The capital, which was recently torn apart, is decorated with colourful flags and banners, accompanied by political rhetoric, claims, counter-claims, brawls, and new promises (while the old ones are yet to be fulfilled).
The unique feature of this election is that we are witnessing the emergence of a new class – the ‘young intellectual voters’ – who are giving a hard time to all the contesting candidates.
However, I feel that there should be debates and discussions on two pertinent issues on which the whole elections should have been fought. Firstly, the contentious citizenship amendment bill (CAB), which plans to provide Indian citizenship to non-Muslims of neighbouring counties, which is a serious threat to the northeastern states, mainly those sharing boundaries with the SAARC countries. The fear of the people of the Northeast is that if the bill became and act the region would become a dumping ground and outsiders would soon outnumber the indigenous populations. This fear is validated by the present scenario of Tripura, where the indigenous population has been reduced to a minority since 1971.

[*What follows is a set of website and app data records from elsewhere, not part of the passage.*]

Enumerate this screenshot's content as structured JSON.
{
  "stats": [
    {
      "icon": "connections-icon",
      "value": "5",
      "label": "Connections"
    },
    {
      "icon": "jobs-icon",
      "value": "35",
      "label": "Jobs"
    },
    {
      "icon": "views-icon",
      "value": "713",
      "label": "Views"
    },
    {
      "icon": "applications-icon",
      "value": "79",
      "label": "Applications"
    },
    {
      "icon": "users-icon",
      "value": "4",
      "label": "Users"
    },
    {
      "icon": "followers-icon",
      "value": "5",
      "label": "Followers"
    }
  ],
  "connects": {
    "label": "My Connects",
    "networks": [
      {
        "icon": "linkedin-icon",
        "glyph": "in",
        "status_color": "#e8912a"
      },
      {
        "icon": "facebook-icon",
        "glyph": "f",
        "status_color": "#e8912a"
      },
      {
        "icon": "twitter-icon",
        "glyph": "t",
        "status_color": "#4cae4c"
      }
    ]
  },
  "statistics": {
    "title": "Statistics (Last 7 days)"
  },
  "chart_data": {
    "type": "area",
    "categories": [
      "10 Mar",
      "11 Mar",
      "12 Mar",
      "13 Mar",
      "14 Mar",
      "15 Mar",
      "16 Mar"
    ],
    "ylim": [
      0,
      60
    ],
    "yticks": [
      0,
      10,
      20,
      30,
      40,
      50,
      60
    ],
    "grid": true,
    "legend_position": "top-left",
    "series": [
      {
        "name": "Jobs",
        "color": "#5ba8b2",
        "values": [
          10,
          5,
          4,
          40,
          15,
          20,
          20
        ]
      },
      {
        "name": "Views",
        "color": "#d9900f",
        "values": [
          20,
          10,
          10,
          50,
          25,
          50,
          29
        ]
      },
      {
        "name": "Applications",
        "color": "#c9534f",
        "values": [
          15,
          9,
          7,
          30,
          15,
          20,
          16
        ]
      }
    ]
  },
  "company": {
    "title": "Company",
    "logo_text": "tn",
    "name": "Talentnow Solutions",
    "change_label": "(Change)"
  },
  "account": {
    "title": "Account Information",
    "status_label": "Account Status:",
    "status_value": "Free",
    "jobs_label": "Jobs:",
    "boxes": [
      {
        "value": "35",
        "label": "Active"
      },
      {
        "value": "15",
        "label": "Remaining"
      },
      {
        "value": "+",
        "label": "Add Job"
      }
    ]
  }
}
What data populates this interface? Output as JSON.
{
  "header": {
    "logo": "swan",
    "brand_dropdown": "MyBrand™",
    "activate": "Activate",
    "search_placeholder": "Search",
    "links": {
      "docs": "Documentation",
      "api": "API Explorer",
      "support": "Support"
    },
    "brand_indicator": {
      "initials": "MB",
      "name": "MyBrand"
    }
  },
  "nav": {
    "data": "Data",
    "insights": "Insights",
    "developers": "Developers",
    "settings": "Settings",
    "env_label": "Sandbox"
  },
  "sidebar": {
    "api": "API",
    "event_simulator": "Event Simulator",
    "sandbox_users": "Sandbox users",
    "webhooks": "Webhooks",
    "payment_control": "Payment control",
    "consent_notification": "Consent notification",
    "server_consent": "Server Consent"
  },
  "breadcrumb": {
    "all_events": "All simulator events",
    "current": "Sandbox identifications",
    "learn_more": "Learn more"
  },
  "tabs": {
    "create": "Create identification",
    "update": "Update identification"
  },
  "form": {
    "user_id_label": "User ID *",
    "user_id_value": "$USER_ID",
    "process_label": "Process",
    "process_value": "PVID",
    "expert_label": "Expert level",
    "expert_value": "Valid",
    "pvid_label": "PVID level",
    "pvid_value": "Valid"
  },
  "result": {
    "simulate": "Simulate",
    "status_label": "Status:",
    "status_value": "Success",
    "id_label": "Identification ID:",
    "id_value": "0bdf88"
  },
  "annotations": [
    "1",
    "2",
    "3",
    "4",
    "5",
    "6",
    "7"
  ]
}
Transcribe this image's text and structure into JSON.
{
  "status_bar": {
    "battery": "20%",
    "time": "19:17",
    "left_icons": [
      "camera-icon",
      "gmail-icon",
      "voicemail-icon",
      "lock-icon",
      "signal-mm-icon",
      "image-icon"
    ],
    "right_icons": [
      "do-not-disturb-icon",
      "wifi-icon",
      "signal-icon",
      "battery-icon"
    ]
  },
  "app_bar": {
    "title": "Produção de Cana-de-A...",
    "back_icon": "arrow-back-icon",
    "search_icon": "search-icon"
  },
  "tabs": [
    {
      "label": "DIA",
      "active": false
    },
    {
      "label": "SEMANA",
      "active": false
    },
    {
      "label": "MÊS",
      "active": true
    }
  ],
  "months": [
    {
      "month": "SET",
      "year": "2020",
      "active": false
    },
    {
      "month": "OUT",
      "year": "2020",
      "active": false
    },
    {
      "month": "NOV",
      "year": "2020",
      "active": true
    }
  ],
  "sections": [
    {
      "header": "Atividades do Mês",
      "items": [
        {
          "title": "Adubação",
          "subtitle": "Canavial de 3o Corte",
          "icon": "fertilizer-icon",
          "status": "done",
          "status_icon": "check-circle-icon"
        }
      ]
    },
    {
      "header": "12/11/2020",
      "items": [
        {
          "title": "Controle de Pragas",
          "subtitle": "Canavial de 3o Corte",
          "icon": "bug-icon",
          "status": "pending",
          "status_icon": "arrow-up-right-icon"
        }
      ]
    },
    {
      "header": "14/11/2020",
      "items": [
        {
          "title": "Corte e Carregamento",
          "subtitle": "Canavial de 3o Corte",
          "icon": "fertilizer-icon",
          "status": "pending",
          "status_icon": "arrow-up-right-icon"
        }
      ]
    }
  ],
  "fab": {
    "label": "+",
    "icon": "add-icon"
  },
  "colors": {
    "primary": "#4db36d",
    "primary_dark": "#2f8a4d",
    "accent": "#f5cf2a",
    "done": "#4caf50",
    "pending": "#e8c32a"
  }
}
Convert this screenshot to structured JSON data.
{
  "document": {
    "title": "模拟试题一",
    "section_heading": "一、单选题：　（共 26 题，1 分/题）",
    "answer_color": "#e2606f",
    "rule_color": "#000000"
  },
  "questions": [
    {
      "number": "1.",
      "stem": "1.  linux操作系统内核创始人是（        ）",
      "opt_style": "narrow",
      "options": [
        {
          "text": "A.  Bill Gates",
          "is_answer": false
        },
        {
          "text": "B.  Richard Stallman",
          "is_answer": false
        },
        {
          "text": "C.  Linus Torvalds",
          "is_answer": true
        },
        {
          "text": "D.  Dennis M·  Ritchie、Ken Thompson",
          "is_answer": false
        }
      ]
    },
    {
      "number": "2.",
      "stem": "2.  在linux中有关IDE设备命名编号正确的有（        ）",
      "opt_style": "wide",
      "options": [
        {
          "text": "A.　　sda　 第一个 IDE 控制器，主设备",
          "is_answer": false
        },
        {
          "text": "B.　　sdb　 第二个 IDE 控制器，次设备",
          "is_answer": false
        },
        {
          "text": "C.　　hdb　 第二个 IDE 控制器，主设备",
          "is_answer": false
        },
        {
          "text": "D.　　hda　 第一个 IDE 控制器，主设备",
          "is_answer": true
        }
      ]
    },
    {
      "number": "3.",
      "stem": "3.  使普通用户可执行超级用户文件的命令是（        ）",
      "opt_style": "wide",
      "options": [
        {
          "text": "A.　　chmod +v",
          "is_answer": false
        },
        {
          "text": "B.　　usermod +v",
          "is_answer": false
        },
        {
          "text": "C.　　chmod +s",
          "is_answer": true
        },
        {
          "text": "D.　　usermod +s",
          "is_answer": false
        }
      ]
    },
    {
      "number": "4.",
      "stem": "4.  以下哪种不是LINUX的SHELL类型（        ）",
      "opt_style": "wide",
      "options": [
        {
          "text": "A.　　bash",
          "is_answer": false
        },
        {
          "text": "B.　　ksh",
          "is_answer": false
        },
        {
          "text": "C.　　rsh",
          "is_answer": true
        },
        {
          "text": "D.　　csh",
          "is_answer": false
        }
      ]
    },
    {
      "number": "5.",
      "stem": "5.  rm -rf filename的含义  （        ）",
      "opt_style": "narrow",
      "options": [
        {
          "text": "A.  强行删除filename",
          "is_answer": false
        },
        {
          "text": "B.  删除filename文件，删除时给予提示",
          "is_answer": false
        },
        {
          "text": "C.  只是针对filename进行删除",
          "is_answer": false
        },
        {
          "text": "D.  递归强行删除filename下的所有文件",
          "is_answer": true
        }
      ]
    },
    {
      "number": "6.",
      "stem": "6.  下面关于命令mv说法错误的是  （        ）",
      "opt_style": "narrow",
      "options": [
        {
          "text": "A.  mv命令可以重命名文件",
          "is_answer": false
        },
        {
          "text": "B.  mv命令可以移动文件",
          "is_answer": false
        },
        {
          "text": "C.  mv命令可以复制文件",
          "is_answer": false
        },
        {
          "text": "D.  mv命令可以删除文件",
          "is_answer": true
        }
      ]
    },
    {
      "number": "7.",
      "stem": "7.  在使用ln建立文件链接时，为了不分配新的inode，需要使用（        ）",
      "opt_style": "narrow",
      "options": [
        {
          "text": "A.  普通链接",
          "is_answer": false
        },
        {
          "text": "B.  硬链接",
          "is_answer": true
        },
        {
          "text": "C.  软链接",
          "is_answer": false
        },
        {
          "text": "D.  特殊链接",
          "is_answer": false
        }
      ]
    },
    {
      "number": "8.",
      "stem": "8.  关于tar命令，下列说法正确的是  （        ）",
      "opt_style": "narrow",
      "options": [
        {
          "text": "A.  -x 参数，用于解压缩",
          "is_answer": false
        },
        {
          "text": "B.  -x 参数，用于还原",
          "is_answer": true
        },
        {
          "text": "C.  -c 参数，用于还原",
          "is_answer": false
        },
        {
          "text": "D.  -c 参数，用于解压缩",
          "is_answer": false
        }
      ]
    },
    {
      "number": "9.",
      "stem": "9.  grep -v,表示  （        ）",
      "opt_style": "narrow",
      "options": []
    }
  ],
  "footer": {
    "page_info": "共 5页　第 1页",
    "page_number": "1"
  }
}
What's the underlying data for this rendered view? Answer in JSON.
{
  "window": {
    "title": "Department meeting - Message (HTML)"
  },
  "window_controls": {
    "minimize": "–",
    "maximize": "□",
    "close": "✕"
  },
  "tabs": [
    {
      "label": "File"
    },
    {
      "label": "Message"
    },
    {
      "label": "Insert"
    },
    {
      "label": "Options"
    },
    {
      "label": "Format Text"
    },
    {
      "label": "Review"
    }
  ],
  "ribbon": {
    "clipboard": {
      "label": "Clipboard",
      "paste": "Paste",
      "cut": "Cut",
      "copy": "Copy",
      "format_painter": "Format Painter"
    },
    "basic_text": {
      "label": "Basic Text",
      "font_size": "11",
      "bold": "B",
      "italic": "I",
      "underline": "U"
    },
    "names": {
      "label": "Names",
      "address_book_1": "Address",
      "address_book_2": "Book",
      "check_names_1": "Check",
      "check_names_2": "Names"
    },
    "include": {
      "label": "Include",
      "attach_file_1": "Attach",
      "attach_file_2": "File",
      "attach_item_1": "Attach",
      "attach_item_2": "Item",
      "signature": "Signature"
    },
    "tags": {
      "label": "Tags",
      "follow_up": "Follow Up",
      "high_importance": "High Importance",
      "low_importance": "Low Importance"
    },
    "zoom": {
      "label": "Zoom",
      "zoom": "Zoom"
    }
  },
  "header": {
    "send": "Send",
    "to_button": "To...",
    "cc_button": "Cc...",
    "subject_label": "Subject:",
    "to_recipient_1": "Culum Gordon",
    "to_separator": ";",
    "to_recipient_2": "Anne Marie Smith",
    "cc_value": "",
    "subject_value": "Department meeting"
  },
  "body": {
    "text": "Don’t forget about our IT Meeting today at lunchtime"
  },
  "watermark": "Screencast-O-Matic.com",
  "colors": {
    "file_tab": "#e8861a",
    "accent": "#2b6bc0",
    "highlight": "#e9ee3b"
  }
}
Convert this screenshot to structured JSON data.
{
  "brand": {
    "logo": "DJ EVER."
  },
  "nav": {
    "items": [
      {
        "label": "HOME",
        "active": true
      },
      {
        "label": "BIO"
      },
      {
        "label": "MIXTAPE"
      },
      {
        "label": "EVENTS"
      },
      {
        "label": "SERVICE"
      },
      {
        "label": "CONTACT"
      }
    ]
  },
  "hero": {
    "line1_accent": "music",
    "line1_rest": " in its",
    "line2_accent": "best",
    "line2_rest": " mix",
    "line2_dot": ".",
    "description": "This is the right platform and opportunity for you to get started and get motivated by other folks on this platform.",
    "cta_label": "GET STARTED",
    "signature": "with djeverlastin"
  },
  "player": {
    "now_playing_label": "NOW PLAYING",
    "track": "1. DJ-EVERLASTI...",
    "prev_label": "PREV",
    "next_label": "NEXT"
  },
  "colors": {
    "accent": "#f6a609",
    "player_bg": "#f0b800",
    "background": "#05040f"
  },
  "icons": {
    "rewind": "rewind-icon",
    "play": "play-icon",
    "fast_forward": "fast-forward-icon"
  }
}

In the context of Arunachal Pradesh, we are protected under the BEFR 1873 (inner line system), and there might be no immediate ramifications of the CAB; but the contentious bill has the potential to provoke illegal immigrants to knock legal doors, challenging the precedence of the CAB over the BEFR. And let’s not be blind to the recent Supreme Court order which has fallen in favour of granting citizenship to Chakmas and Hajongs.
We should also be aware that the BEFR is a colonial legislation and Arunachal, enlisted under Article 371 (H), doesn’t categorically have any constitutional protection, unlike Article 371 (A) of Nagaland which guarantees the Nagas their way of life, without interference from any parliamentary enactment, unless the legislative assembly by a resolution so decides.
Further, the government of the day has been pushing for implementation of Article 44 (uniform civil code), which was included in their poll manifesto of 2014. If implemented, it will have serious ramifications on tribal rights. A uniform civil code (UCC) will abridge the fundamental rights granted under Article 29, which gives the minorities the right to save their cultures. The tribal customary laws, in particular, will have sharp disagreements with the UCC.
This letter must not be read as an attempt to create an anti-government hysteria by bringing forth the contentious issues during election time. The act of asking questions is the very essence of democracy. Behind every question there is a questioner, and behind every questioner there is the urge to know the truth.
As we go to the polls, let’s treasure our votes and not sell them for freebies. Our founding fathers fought for ‘one vote equal to one value’, so that we may exercise our universal franchise with utmost sincerity and right judgment.